Provided records>
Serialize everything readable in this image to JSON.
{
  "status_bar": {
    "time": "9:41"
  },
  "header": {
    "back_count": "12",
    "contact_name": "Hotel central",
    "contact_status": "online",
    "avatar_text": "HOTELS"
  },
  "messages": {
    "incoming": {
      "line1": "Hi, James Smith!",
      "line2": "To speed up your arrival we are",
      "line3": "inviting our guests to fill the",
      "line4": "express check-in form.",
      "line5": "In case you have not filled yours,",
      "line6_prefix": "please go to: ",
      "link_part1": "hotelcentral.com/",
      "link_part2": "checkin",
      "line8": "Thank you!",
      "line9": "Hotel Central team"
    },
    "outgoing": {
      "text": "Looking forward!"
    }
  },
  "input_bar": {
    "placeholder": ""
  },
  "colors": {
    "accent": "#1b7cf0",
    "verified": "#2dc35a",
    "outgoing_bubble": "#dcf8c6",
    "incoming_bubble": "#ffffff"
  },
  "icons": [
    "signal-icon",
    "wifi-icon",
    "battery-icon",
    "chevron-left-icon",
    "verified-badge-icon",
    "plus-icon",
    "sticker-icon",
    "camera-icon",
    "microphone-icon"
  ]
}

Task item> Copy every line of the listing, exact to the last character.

Result below>
Serialize everything readable in this image to JSON.
{
  "status_bar": {
    "time": "9:41"
  },
  "header": {
    "back_count": "12",
    "contact_name": "Hotel central",
    "contact_status": "online",
    "avatar_text": "HOTELS"
  },
  "messages": {
    "incoming": {
      "line1": "Hi, James Smith!",
      "line2": "To speed up your arrival we are",
      "line3": "inviting our guests to fill the",
      "line4": "express check-in form.",
      "line5": "In case you have not filled yours,",
      "line6_prefix": "please go to: ",
      "link_part1": "hotelcentral.com/",
      "link_part2": "checkin",
      "line8": "Thank you!",
      "line9": "Hotel Central team"
    },
    "outgoing": {
      "text": "Looking forward!"
    }
  },
  "input_bar": {
    "placeholder": ""
  },
  "colors": {
    "accent": "#1b7cf0",
    "verified": "#2dc35a",
    "outgoing_bubble": "#dcf8c6",
    "incoming_bubble": "#ffffff"
  },
  "icons": [
    "signal-icon",
    "wifi-icon",
    "battery-icon",
    "chevron-left-icon",
    "verified-badge-icon",
    "plus-icon",
    "sticker-icon",
    "camera-icon",
    "microphone-icon"
  ]
}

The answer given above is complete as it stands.